Continue reading ARTIST IN RESIDENCE WITH INDIGENOUS PEOPLE?

MARJORIE MALLON AND THE GRASSHOPPER OF TIME

Marjorie with Dr John C Taylor OBE – the inventor of the Chronopage clock

I interviewed white witch, novelist and blogger Marjorie Mallon about her active creative life and the community of creative minds she works with. Marjorie , who is a busy book reviewer, won first prize in the 2018 Bloggers Bash Blog Post Writing Competition. She says about herself: “My alter ego is MJ – Mary Jane from Spiderman. I love superheroes! I’m a passionate Scorpio and a lucky rabbit in the Chinese Zodiac, who was born in Singapore, grew up in Hong Kong and Edinburgh and now lives in Cambridge, UK. When not writing, I eat exotic delicacies while belly dancing, or surf to the far reaches of the moon. To chill out, I practise Tai Chi. If the mood takes me I snorkel with mermaids, or sign up for idyllic holidays with the Chinese Unicorn or Qilin, whose magnificent voice sings like a thousand wind chimes.” Continue reading MARJORIE MALLON AND THE GRASSHOPPER OF TIME

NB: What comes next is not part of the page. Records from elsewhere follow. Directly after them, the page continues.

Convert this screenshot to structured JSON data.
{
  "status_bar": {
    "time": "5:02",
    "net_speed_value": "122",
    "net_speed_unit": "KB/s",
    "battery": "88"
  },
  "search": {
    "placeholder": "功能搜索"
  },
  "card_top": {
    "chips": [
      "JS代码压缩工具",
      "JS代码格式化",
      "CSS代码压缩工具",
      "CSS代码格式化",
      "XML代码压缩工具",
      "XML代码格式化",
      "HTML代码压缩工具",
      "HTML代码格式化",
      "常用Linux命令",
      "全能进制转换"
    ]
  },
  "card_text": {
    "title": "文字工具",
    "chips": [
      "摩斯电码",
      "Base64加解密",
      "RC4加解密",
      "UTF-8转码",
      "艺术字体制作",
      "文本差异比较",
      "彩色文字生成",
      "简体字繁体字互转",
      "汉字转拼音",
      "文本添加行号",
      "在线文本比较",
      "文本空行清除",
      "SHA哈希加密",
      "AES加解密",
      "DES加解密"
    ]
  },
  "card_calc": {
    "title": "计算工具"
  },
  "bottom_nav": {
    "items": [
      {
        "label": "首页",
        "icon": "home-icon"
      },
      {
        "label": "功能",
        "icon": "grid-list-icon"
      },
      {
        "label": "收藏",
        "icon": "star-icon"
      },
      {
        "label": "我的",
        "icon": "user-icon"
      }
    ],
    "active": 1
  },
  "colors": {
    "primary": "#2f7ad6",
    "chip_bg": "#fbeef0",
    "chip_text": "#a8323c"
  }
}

ADVENTURES IN MUSIC

Elaine and Ken Edwards

I interviewed Ken Edwards who , with his wife Elaine, plays music that is influenced by ‘Klezmer, Sephardic, Balkan, Cuban, folk-rock and jazz’ – but in a style that is very much their own. I wanted to know how Ken and Elaine have kept their music fresh, alive and outside the box.

Leslie: You play in two groups with Elaine: Afrit Nebula and The Moors. Could you describe the musical difference between these two groups, please? Continue reading ADVENTURES IN MUSIC

TAHITI: THE IMAGE IN THE MIND

This beautiful lyrical essay about growing up in Tahiti and losing her father is by Lillian Howan, author of ‘The Charm Buyers‘. Lillian‘s writings have appeared in Asian American Literary Review, Café Irreal, Calyx, New England Review, Vice Versa, and the anthologies Ms Aligned 2 & Under Western Eyes. She lives in Berkley, USA.

Black sand beach with the island of Moorea. Photo: Lillian Howan.

Lights from a Distance

Whenever I visited my father in Tahiti, I arrived at night. After a several-hours flight over dark sea and sky, lights would start to appear, and a murmur would arise from some of the passengers – someone saying: look, lights! At first, the lights would be few and distant, scattered in the vast blackness, but then more and more would appear, random dots, and then a long cluster of lights along a coastline, the island of Tahiti appearing out of the darkness.  Continue reading TAHITI: THE IMAGE IN THE MIND

POLYNESIA: PARADISE LOST?

In this two-part feature, Lillian Howan, author of a powerful novel set in Tahiti,  offers a revealing interview and a lyrical essay describing her cultural heritage, her creativity and her experience of lupus. It also includes pictures of Polynesian Islands threatened by climate change, taken by Lillian’s sister-in-law, Françoise Holozet-Howan.

PICTURES OF POLYNESIA

Iles Maria by Francoise Howan-Holozet

This is a message from Françoise Holozet-Howan, about these photographs of Polynesia: Continue reading POLYNESIA: PARADISE LOST?

Author and Poet